» **Problem requirements**
Looking at the listing below, give the number of lines in which the string "data" appears, and add nothing else.

<<<<

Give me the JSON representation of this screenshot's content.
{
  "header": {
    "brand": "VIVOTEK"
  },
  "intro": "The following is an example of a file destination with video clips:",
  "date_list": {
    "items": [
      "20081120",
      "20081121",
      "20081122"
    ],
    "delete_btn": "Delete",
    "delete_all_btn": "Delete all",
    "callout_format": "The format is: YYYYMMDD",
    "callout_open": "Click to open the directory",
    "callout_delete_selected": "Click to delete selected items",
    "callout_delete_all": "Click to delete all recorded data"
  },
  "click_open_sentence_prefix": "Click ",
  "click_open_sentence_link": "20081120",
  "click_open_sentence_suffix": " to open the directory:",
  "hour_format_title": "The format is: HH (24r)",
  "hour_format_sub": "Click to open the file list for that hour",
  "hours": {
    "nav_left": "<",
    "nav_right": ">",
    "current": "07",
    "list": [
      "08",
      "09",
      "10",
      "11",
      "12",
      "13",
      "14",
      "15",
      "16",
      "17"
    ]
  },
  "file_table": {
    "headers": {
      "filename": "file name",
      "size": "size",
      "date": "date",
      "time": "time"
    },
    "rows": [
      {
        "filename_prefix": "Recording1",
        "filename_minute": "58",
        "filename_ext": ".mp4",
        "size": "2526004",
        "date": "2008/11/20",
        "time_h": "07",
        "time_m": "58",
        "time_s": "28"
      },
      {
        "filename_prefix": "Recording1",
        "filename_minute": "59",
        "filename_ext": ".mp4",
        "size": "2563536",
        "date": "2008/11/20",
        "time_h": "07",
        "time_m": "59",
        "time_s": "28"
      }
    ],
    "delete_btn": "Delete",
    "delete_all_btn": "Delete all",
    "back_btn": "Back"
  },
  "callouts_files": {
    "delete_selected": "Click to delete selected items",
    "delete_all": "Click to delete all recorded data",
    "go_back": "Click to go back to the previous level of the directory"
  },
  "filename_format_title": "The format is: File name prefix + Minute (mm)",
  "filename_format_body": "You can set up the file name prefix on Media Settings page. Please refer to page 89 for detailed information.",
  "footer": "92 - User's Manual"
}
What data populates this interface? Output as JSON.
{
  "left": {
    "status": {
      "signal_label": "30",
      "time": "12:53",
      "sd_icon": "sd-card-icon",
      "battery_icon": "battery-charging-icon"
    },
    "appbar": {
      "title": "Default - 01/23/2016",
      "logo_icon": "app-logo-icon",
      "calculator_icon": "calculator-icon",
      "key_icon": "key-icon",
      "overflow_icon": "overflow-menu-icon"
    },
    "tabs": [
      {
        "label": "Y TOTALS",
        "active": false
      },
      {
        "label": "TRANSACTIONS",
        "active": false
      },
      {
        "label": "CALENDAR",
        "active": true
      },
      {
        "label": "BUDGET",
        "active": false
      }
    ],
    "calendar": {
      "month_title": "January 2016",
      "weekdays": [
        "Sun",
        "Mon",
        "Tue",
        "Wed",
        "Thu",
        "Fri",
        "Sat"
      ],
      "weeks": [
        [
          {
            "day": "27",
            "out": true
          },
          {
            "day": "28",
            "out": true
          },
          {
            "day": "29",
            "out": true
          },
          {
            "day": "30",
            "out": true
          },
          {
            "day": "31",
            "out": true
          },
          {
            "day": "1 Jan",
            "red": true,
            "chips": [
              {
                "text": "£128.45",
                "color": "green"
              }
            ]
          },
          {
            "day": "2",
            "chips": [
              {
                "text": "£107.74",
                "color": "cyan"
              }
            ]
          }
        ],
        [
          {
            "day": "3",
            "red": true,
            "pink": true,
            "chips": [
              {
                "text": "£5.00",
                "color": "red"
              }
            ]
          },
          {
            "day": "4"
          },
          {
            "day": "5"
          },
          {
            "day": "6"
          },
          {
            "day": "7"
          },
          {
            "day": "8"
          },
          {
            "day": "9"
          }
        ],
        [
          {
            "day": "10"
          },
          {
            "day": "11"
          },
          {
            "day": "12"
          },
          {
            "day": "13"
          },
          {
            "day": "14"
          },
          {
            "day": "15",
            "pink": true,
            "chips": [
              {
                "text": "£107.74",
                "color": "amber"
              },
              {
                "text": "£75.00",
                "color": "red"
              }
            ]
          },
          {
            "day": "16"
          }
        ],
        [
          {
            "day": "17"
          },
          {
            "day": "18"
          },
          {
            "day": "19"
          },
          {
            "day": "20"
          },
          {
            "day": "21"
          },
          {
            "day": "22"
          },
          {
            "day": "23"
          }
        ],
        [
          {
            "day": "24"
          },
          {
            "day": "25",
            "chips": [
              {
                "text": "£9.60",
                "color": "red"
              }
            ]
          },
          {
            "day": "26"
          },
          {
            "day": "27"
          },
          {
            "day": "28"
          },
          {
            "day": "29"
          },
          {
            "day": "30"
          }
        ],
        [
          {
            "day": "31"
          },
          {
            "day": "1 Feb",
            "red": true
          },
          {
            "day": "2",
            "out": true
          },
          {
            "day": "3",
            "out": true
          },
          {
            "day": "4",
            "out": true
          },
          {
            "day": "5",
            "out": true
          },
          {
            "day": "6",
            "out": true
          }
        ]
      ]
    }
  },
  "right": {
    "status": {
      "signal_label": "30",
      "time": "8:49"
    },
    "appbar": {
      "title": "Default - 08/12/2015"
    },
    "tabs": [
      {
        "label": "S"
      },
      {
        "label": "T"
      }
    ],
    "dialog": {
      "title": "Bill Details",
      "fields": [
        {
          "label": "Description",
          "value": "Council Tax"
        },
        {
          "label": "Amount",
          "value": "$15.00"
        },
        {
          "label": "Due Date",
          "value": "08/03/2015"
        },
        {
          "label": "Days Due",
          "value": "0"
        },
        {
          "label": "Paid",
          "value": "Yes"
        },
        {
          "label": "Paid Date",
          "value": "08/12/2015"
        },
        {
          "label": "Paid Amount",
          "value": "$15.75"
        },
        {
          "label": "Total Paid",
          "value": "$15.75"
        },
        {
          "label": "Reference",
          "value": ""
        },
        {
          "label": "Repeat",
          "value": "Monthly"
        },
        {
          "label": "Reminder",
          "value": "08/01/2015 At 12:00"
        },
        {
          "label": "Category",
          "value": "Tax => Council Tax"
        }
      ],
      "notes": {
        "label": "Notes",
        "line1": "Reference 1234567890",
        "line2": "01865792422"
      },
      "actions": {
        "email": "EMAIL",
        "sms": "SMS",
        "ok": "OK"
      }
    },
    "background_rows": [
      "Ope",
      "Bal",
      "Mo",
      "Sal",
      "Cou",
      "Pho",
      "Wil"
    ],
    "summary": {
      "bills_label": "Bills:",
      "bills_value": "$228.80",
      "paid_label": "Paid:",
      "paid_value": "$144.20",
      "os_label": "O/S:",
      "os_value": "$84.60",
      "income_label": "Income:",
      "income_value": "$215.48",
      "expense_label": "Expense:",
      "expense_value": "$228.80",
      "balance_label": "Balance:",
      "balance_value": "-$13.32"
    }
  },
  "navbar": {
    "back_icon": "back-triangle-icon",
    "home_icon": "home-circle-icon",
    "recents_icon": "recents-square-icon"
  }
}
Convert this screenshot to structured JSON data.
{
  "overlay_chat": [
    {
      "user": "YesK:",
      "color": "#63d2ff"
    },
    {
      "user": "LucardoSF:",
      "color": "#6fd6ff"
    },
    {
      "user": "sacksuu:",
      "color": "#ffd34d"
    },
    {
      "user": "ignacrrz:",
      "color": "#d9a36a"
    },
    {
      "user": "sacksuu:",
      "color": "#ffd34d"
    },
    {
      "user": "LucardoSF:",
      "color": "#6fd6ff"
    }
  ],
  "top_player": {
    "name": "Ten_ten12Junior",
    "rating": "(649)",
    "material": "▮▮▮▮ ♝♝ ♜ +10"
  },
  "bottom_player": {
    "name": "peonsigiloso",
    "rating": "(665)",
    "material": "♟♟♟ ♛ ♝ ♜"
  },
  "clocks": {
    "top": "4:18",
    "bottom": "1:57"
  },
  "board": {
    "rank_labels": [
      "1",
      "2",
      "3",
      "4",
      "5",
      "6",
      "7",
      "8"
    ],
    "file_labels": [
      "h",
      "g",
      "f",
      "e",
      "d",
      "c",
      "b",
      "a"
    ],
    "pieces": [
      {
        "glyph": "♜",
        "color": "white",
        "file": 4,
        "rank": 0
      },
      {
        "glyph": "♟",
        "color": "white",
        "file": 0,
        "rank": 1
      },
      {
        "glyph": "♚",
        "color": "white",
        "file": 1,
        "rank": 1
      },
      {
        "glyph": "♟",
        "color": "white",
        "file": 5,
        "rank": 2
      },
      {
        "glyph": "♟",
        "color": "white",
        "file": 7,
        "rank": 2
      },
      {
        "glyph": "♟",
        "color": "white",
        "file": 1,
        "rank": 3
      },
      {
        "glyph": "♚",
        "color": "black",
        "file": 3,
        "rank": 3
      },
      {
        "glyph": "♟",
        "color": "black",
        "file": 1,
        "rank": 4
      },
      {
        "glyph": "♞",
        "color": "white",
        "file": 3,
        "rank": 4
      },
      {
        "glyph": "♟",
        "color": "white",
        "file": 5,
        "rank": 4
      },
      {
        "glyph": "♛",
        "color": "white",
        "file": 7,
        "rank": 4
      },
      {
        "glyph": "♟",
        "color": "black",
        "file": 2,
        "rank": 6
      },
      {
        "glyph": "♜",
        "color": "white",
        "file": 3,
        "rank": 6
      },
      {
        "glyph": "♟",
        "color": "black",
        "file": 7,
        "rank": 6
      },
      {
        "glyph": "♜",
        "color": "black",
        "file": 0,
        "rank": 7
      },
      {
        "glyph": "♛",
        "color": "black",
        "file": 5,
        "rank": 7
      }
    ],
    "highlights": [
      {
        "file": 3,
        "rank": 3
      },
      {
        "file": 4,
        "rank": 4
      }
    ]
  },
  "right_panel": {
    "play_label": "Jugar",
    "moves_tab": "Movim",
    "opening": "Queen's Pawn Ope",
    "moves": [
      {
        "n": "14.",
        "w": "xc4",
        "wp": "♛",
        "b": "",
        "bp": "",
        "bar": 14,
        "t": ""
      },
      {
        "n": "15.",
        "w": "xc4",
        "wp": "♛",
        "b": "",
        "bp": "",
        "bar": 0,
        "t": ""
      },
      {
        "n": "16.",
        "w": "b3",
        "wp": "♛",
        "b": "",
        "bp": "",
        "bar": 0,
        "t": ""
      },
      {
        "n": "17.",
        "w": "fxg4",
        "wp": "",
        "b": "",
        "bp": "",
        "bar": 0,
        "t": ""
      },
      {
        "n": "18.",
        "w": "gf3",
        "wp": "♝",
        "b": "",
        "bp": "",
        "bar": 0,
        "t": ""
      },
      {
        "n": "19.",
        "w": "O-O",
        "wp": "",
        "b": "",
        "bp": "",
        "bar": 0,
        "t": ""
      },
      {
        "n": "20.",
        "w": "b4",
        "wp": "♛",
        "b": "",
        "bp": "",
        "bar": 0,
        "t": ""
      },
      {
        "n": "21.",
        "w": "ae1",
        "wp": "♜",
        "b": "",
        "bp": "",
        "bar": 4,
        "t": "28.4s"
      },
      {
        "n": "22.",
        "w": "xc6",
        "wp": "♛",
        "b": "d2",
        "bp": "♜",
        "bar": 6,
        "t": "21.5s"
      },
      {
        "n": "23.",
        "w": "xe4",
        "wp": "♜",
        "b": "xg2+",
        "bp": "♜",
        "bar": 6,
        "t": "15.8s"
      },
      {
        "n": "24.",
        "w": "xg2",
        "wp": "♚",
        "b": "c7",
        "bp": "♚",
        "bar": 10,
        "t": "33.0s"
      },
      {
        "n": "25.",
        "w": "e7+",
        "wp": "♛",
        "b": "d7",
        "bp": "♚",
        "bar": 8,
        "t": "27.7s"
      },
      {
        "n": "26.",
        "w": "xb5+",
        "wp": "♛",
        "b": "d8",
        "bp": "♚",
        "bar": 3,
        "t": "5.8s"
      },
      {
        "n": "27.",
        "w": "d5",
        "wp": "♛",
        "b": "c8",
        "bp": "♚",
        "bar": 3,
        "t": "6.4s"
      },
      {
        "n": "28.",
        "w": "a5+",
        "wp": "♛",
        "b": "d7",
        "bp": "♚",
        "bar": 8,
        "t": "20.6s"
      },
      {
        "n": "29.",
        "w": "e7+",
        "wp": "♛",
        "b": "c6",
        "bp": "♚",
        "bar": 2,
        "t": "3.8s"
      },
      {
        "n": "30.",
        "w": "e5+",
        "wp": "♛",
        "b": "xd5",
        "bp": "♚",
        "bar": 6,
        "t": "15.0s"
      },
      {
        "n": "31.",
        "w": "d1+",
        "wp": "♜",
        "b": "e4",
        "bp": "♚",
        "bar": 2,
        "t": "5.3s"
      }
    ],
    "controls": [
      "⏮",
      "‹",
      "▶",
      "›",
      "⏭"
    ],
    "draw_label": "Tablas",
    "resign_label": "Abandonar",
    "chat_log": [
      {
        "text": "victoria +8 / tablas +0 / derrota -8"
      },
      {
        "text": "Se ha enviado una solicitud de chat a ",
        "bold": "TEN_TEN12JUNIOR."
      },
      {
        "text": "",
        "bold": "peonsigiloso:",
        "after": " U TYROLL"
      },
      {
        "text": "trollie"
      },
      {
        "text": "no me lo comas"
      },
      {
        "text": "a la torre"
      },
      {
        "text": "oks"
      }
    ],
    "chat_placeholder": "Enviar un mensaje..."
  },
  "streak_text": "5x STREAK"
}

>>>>

» **The completed task**
4